General practitioners, geriatricians, neurologists and health care professionals all over the world will be facing by 2040 the diagnostic, therapeutic and socioeconomic challenges of over 80 million people with dementia, 70% of which will be residing in the least developed world countries. There are currently 18 million people with dementia in Europe, Africa, Asia and Latin America, and nearly 29 million demented subject are predicted by 2020 [1
]. There is, however, a striking possibility of underestimation, not only in developing countries, due to inadequate diagnosis, lack of awareness and low education [4
Dementia is one of the most common diseases in the elderly, with crude prevalence rates between 5.9-9.4% for subjects aged over 65 in the European Union [5
]. The lowest age- and gender-specific prevalence of all-causes dementia reported in the literature is 61.1% among women aged 100 or greater [6
]. Dementia drastically affects daily life and everyday personal activities. It is often associated with behavioural symptoms, personality change and numerous clinical complications, it increases the risk for urinary incontinence, hip fracture, and – most markedly – increases the dependence on nursing care. The costs of care for patients with dementia are therefore immense [9

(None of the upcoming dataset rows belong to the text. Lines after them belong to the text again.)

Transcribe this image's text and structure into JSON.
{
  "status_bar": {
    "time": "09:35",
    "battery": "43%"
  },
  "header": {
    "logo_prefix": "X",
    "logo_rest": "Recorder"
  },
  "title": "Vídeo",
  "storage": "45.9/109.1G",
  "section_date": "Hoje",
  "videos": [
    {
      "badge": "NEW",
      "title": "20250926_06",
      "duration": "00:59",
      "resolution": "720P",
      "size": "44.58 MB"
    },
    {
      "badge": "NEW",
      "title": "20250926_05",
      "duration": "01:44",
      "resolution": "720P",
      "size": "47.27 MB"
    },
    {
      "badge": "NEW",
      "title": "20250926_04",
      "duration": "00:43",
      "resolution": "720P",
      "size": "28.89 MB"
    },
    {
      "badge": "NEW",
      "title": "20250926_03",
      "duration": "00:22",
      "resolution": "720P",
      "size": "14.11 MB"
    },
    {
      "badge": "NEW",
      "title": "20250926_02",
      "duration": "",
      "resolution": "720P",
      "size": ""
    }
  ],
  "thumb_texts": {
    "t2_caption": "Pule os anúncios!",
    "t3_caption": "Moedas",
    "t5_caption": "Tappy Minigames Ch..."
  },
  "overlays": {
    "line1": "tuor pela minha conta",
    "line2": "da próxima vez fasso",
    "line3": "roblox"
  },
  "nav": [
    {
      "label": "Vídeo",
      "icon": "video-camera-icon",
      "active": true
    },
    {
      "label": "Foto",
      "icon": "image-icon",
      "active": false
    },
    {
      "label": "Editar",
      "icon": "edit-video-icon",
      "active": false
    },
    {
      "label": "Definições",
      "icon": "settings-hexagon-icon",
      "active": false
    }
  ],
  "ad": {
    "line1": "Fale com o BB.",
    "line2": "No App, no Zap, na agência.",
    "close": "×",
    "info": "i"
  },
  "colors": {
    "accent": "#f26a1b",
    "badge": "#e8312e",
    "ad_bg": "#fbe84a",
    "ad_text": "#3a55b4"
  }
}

This review will focus on specific aspects of dementia prevention. Prevention appears to be particularly prominent among anti-dementia strategies because of the lack of cure for dementia [10
] and because it can be carried out within a multidimensional scheme with the highest chances of success if adopted in the early adulthood.
Primary prevention is directed against dementiaprior to its biological onset or against dementia’s risk factors, while secondary prevention refers to the early detection of asymptomatic disease with associated opportunities for intervention before symptoms are evident. However, the US Preventive Services Task Force suggests there is insufficient evidence to support instituting a universal dementia screening programme[11
]. Syndromes of cognitive impairment in non-demented older adults have been the focus of studies aiming to identify subjects at high risk to develop dementia. Mild cognitive impairment (MCI) is characterized by isolated memory deficits in non-demented persons with subjective memory problems, normal general cognitive functioning, and intact activities of daily living [12
]. In the attempt of avoiding dementia development, there are several risk factors to be taken into account, some of which are non-modifiable and include age with age-influencing early-life deleterious conditions [13
], gender, and genetic influence [14
]. In addition, there are several inborn physical attributes, factors such as illiteracy and lack of early education, environmental stress, as well as accidents and traumas that have been associated with increased risk for dementia [13
A great deal of attention is being dedicated to the identification and modulation of those factors which have a large potential to be managed before the onset or during the early asymptomatic course of the disease. These include vascular and lifestyle factors. Among vascular risk factors, considerable evidence from randomized controlled trials and longitudinal cohort studies has established the relationship between hypertension and dementia as well as between hyperlipidemia and dementia. Both systolic hypertension above 160 mmHg and serum cholesterol above 6.5 mmol/L are known to be associated with an increased RR of 1.5 and 2.1 to develop AD [reviewed in 15]. Based on the recommendations of the Third Canadian Consensus Conference on Diagnosis and Treatment of Dementia held in March 2006 [15
], statin therapy, acetylsalicylic acid and carotid artery stenosis reopening on a first level of evidence and control of type 2 diabetes mellitus, hyperlipidemia and hyperhomocysteinemia on a second level of evidence should not be recommended with the single specific purpose of reducing the risk of dementia. Similarly, a recent Cochrane review concluded that there was insufficient evidence to suggest the use of statins for the prevention of AD based on two prospective randomised, placebo-controlled studies (RCTs); the Heart Protection Study and the PROSPER study. Both studies examined the effects of statins in subjects aged over 70 years of age. However, these RCTs do not address the primary epidemiological observations and nested case-control studies, that reduction of serum cholesterol in midlife offers benefit [16
The aim of this work is to critically discuss some of the main results reported recently in the literature in this respect and to provide the patho-physiological rationale for the control of dyslipidemia in the prevention of dementia onset and progression.